It must be remembered that most FNP’s are not asylum seekers, most are serving a prison sentence and would like to return home at the end of their term. For example, the Foreign National Prisoners who have confiscation order proceedings running against them. In many cases, these proceedings have been running for over 2 years. The FNPs have served their sentence and wish to return to their home country but can’t do so as the State won’t agree to their release due to the pending confiscation proceedings. There is no Legal Aid available to support these FNPs, and therefore they have to languish in jail until the State can get its act together on the confiscation applications.
The 20 year old criminal defendants who found that they were sentenced to 12 months or more in custody, but their co-defendants who were equally culpable received lesser custody. They wish to appeal against their sentence, but can’t find a criminal lawyer prepared to take on their appeal due to the fact that any reduction in sentence will only be a month or so. The reality is that this month can be the difference between deportation for not for these FNP. The criminal lawyers don’t appreciate the deportation rules in relation to FNPs.
The FNP who had a piece of family jewelry taken from him when he was detained in the police station.
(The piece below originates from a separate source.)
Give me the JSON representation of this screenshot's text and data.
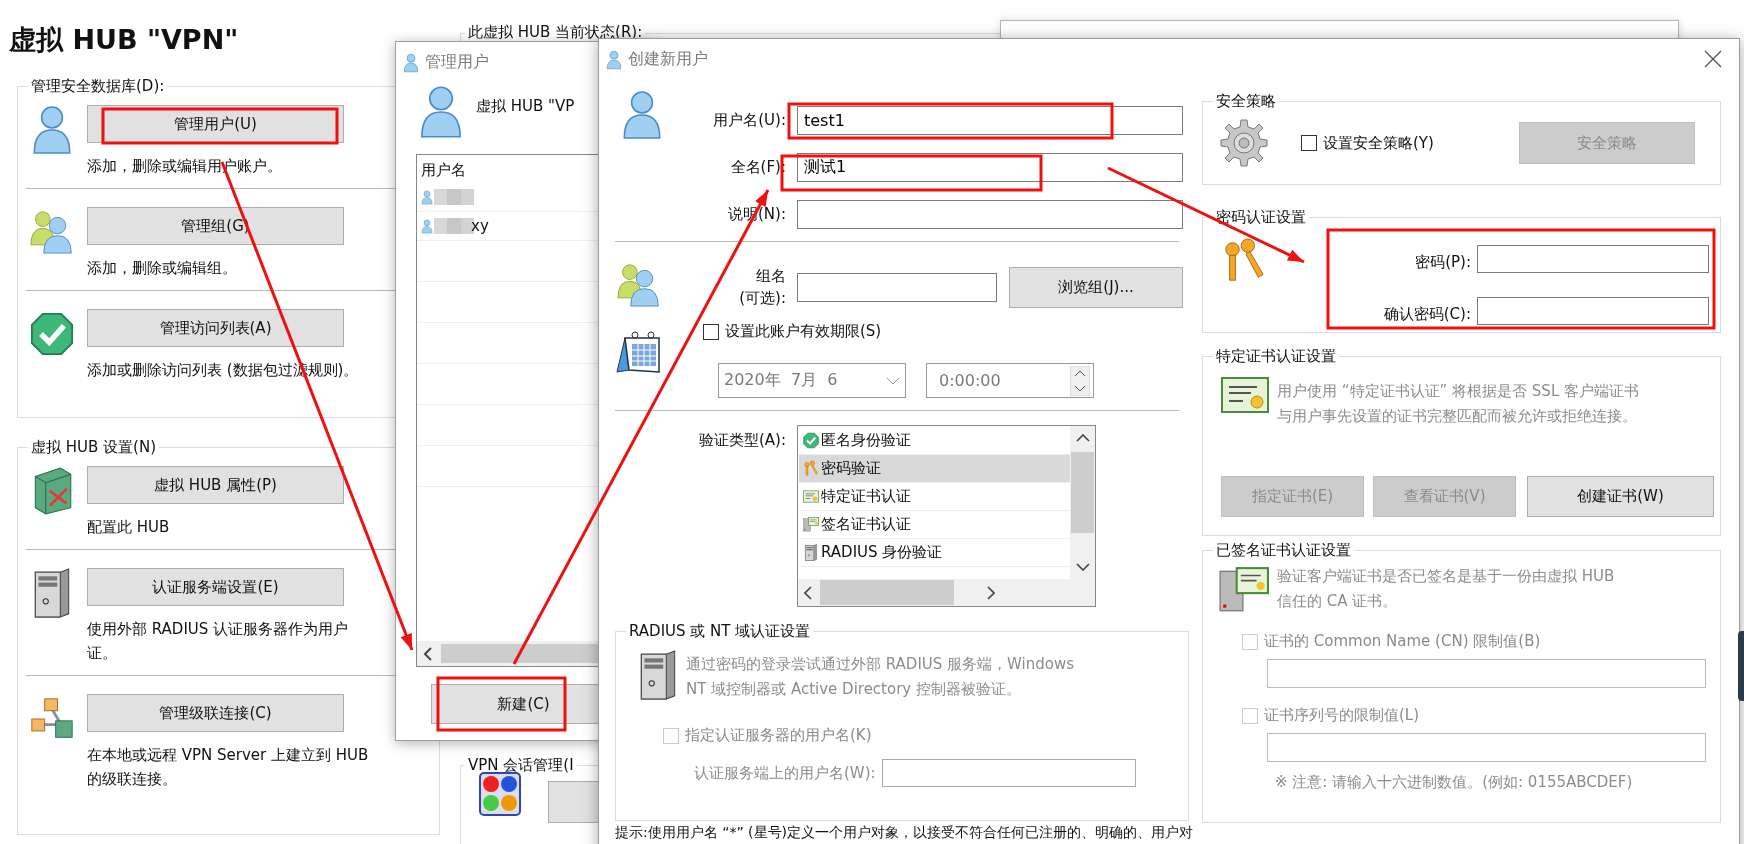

He subsequently requested its return, and was told that it had been auctioned as that police authority only kept a person’s property for a year. The police authority had written to the FNP at the address he had given when arrested, but since that date he had been detained either on remand or as a serving prisoner. He wishes to bring an action against the police, but is unable to do so from inside his prison cell and without legal aid, or any money to pay a solicitor.
The male charged with false document offenses who told his lawyer that he was being forced to travel into the country to work in a food takeaway, and had been handed the documents just before they arrived at the port and told to show them. His family had been threatened and he felt he had no option but to travel to the UK and undertake the work. The police and his lawyer determined that he was a smuggled person and not a victim of human trafficking because ‘human trafficking victims come in on the back of a lorry’. He is detained in prison, awaiting deportation, desperately worried that his family are being punished, and his traffickers remain at large, released by the police due to lack of evidence..
There are numerous young detainees who have realised for the first time, while in prison, that they may be subject to deportation. All stated that they were not advised by their lawyer that there was a risk of deportation, and many don’t actually realise that they are Foreign Nationals as they have been in the UK for as long as they can remember.
While the prisoner advice agencies are able to help with the day to day enquiries for these FNP and in many cases provide a lifeline, they are unable to take on the FNP’s legal complaints. Without the possibility of legal aid, they rely on the pro bono assistance of lawyers, but only if the lawyers understand the problems faced by the FNP and the consequences of their serving a custodial sentence will they be able to provide any meaningful assistance. In the meantime the FNP’s, whilst remaining a political issue for the Home Secretary, for most of the population they are the forgotten ones.
Law Gazette Opinion – Criminal Justice System Failing Asylum Seekers